    a part is going to break) is a true condition.

I think most folks struggle to understand Type I (False
Positive) and Type II (False Negative) errors, which is why I think
Figure 5 summarizes Type I and Type II errors very nicely
(he-he-he).


Figure

5: Understanding Type I (False Positive)
and Type II (False Negative) Errors

In Figure 5, a Type I Error (False Positive) occurs when the
doctor tells the man that he is pregnant, when obviously he can’t
be.  The Type II Error (False Negative) occurs when the doctor
tells the women that she is NOT pregnant when visual inspection
confirms that she is pregnant.

Let’s look at understanding the costs of False Positives and
False Negative using a real-world COVID19 example. With respect to
COVID19, when one has incomplete data and is trying to buy time in
order to get more complete, accurate and trusted data through
testing, then the best thing that one can do is to make decisions
based upon the costs of the False Positives and False
Negatives.  In the case of the COVID19, that means:

  • The cost of a False Positiveis that a healthy
    person will be quarantined and will be one of the first to receive
    the vaccine when it is available.  The cost of being wrong in this
    case are the costs associated with being quarantined such as lost
    wages and the inconvenience associated with being quarantined.  The
    cost of the False Positive in this case is very
    low.
  • One the other hand, the cost of a False
    Negative
    is that an infected person is classified as
    healthy and they continue to mingle in public infecting others and
    even potentially leading to the death of others.  The cost of
    the False Negative in this case is very high.

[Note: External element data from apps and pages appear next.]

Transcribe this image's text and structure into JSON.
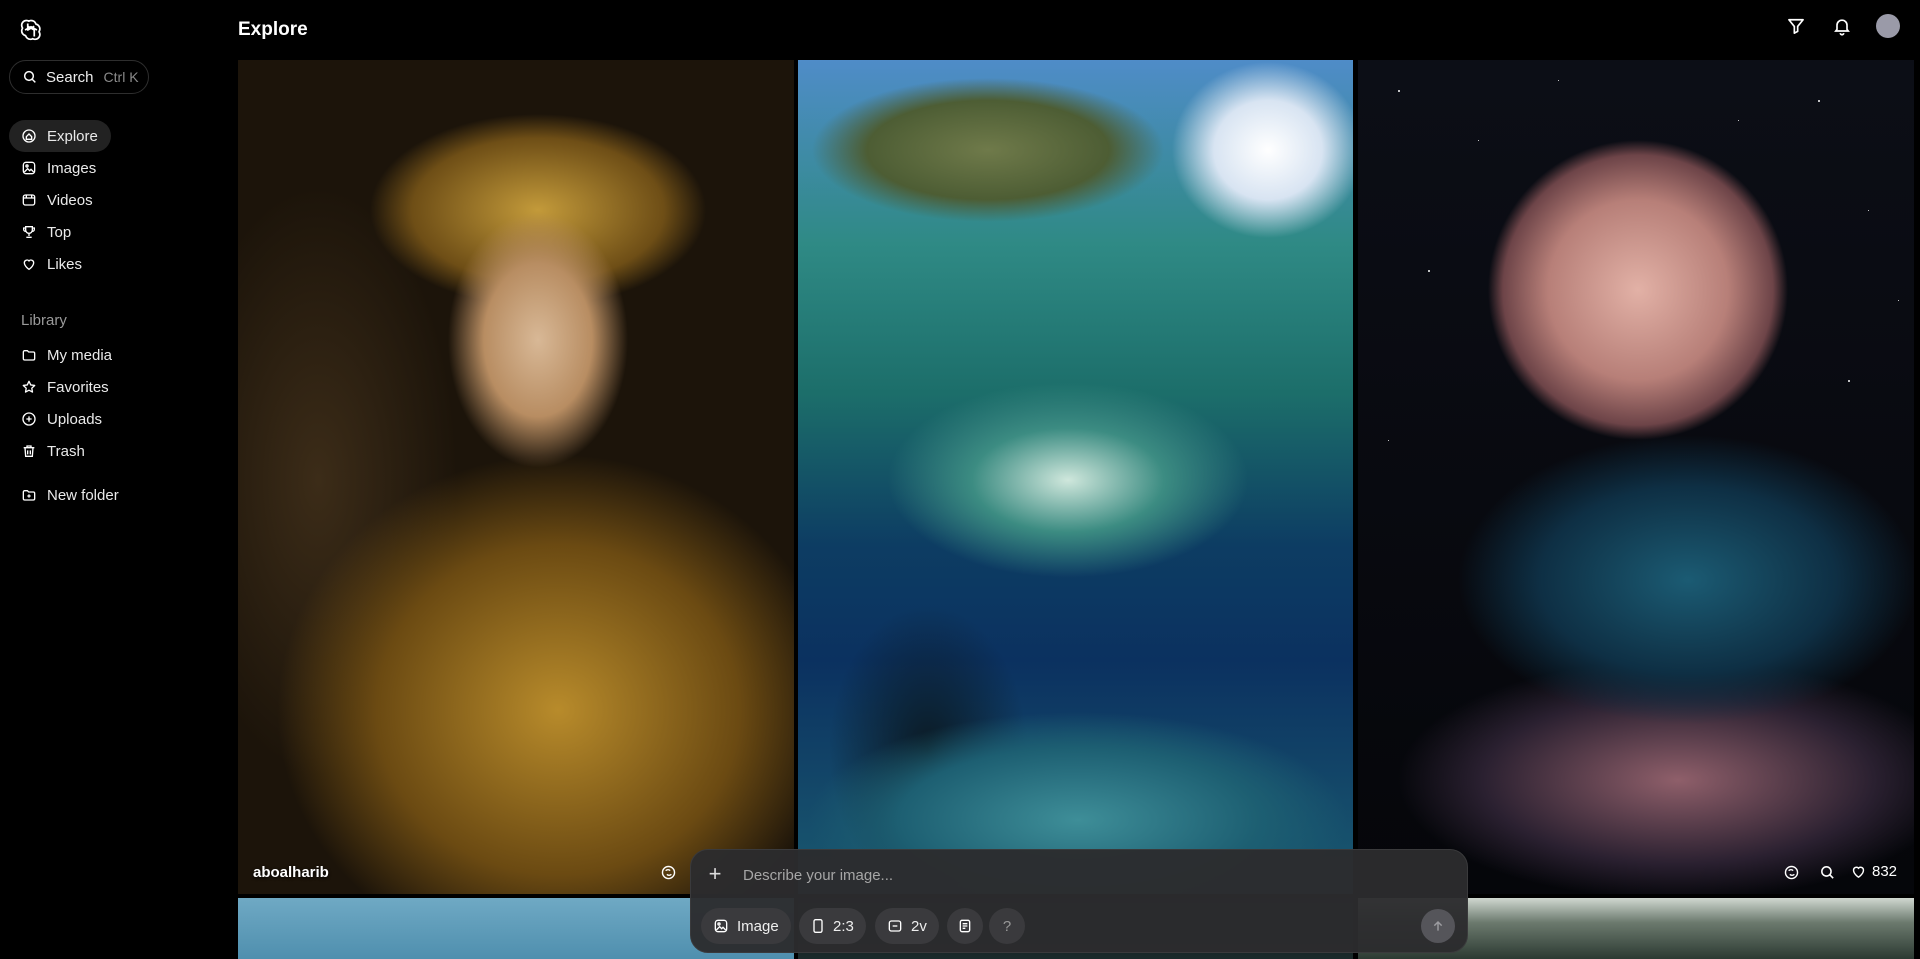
{
  "header": {
    "title": "Explore"
  },
  "search": {
    "label": "Search",
    "shortcut": "Ctrl K"
  },
  "nav": {
    "explore": "Explore",
    "images": "Images",
    "videos": "Videos",
    "top": "Top",
    "likes": "Likes"
  },
  "library": {
    "heading": "Library",
    "my_media": "My media",
    "favorites": "Favorites",
    "uploads": "Uploads",
    "trash": "Trash",
    "new_folder": "New folder"
  },
  "feed": {
    "tiles": [
      {
        "user": "aboalharib"
      },
      {
        "user": ""
      },
      {
        "likes": "832"
      }
    ]
  },
  "composer": {
    "placeholder": "Describe your image...",
    "mode": "Image",
    "aspect": "2:3",
    "variations": "2v",
    "help": "?"
  },
  "colors": {
    "background": "#000000",
    "active_nav": "#222222",
    "composer_bg": "#2c2c2e"
  }
}
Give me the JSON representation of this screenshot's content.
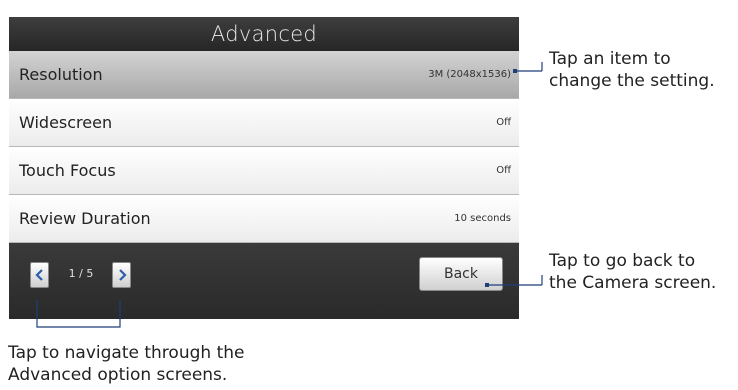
{
  "screen": {
    "title": "Advanced",
    "rows": [
      {
        "label": "Resolution",
        "value": "3M (2048x1536)",
        "selected": true
      },
      {
        "label": "Widescreen",
        "value": "Off",
        "selected": false
      },
      {
        "label": "Touch Focus",
        "value": "Off",
        "selected": false
      },
      {
        "label": "Review Duration",
        "value": "10 seconds",
        "selected": false
      }
    ],
    "footer": {
      "page_indicator": "1 / 5",
      "back_label": "Back",
      "prev_icon": "chevron-left-icon",
      "next_icon": "chevron-right-icon"
    }
  },
  "callouts": {
    "item": {
      "line1": "Tap an item to",
      "line2": "change the setting."
    },
    "back": {
      "line1": "Tap to go back to",
      "line2": "the Camera screen."
    },
    "navigate": {
      "line1": "Tap to navigate through the",
      "line2": "Advanced option screens."
    }
  },
  "colors": {
    "accent_line": "#1f3f7a",
    "title_bar": "#2e2e2e",
    "selected_row": "#b8b8b8"
  }
}
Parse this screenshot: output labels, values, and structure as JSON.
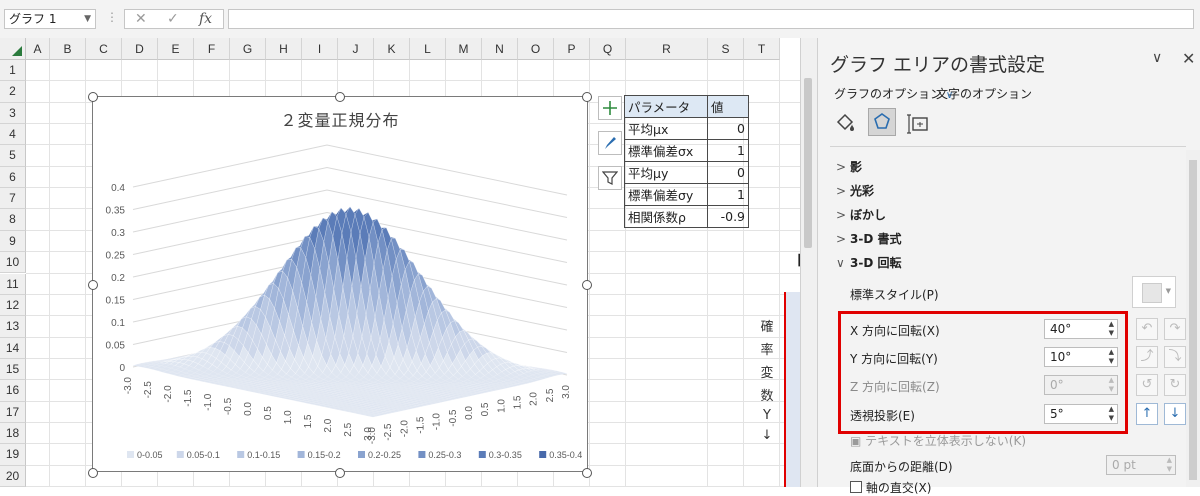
{
  "formula_bar": {
    "name_box": "グラフ 1",
    "cancel_icon": "✕",
    "enter_icon": "✓",
    "fx_label": "fx",
    "formula": ""
  },
  "columns": [
    "A",
    "B",
    "C",
    "D",
    "E",
    "F",
    "G",
    "H",
    "I",
    "J",
    "K",
    "L",
    "M",
    "N",
    "O",
    "P",
    "Q",
    "R",
    "S",
    "T"
  ],
  "rows": [
    "1",
    "2",
    "3",
    "4",
    "5",
    "6",
    "7",
    "8",
    "9",
    "10",
    "11",
    "12",
    "13",
    "14",
    "15",
    "16",
    "17",
    "18",
    "19",
    "20"
  ],
  "param_table": {
    "header": [
      "パラメータ",
      "値"
    ],
    "rows": [
      [
        "平均μx",
        "0"
      ],
      [
        "標準偏差σx",
        "1"
      ],
      [
        "平均μy",
        "0"
      ],
      [
        "標準偏差σy",
        "1"
      ],
      [
        "相関係数ρ",
        "-0.9"
      ]
    ]
  },
  "vertical_label": [
    "確",
    "率",
    "変",
    "数",
    "Y",
    "↓"
  ],
  "side_label": "【",
  "chart_controls": [
    "chart-elements-plus",
    "chart-styles-brush",
    "chart-filter-funnel"
  ],
  "chart_data": {
    "type": "surface3d",
    "title": "２変量正規分布",
    "z_ticks": [
      "0.4",
      "0.35",
      "0.3",
      "0.25",
      "0.2",
      "0.15",
      "0.1",
      "0.05",
      "0"
    ],
    "x_ticks": [
      "-3.0",
      "-2.5",
      "-2.0",
      "-1.5",
      "-1.0",
      "-0.5",
      "0.0",
      "0.5",
      "1.0",
      "1.5",
      "2.0",
      "2.5",
      "3.0"
    ],
    "y_ticks": [
      "-3.0",
      "-2.5",
      "-2.0",
      "-1.5",
      "-1.0",
      "-0.5",
      "0.0",
      "0.5",
      "1.0",
      "1.5",
      "2.0",
      "2.5",
      "3.0"
    ],
    "zlim": [
      0,
      0.4
    ],
    "peak": {
      "x": 0,
      "y": 0,
      "z": 0.365
    },
    "correlation": -0.9,
    "legend": [
      {
        "label": "0-0.05",
        "color": "#dfe6f1"
      },
      {
        "label": "0.05-0.1",
        "color": "#cdd7ea"
      },
      {
        "label": "0.1-0.15",
        "color": "#b9c8e3"
      },
      {
        "label": "0.15-0.2",
        "color": "#a2b6da"
      },
      {
        "label": "0.2-0.25",
        "color": "#8aa3cf"
      },
      {
        "label": "0.25-0.3",
        "color": "#7390c4"
      },
      {
        "label": "0.3-0.35",
        "color": "#5b7cb8"
      },
      {
        "label": "0.35-0.4",
        "color": "#4869aa"
      }
    ],
    "legend_position": "bottom",
    "grid": true
  },
  "pane": {
    "title": "グラフ エリアの書式設定",
    "options_tab": "グラフのオプション",
    "text_options_tab": "文字のオプション",
    "sections": [
      "影",
      "光彩",
      "ぼかし",
      "3-D 書式",
      "3-D 回転"
    ],
    "preset_label": "標準スタイル(P)",
    "fields": [
      {
        "label": "X 方向に回転(X)",
        "value": "40°"
      },
      {
        "label": "Y 方向に回転(Y)",
        "value": "10°"
      },
      {
        "label": "Z 方向に回転(Z)",
        "value": "0°"
      },
      {
        "label": "透視投影(E)",
        "value": "5°"
      }
    ],
    "keep_text_flat": "テキストを立体表示しない(K)",
    "distance_label": "底面からの距離(D)",
    "distance_value": "0 pt",
    "axis_label": "軸の直交(X)"
  },
  "colors": {
    "accent": "#2a6db0",
    "highlight": "#e00000",
    "excel_green": "#2a7a3c"
  }
}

See the blog “Using
Confusion Matrices to Quantify the Cost of Being Wrong
” for
more homework on understanding the costs associated with False
Positives and False Negatives.  Maybe some of you can share this
blog with some of our elected officials…

Summary

Any time you see a very complex, multi-faceted decision that has
been boiled down to a single number…WATCH OUT! Creating a single
number against which to monitor any complicated business initiative
is naïve. Baseball, for example, leverages a
bevy of numbers and metrics
to determine the value of a
particular player, and many of those numbers and metrics – such
as Wins above Replacement, Offensive Wins above Replacement,
Offensive Runs above Average and W-L Percentage of Offensive Wins
above Average – are complex, composite metrics that are comprised
of additional data and metrics.

In a world more and more driven by AI models, Data Scientists
cannot effectively ascertain on their own the costs associated with
the unintended consequences of False Positives and False Negatives.
Mitigating unintended consequences requires the collaboration
across a diverse set of stakeholders in order to identify the
metrics against which the AI Utility Function will seek to
optimize.  And these metrics need to represent multiple, sometimes
conflicting objectives including financial/economic, operational,
customer, society, environmental and spiritual objectives.  And
again, the determination of the metrics that comprise the AI
Utility Function is not a Data Scientist job, unless, of course,
you don’t mind herds of Terminators roaming the local mall (I
hear that they like sunglasses).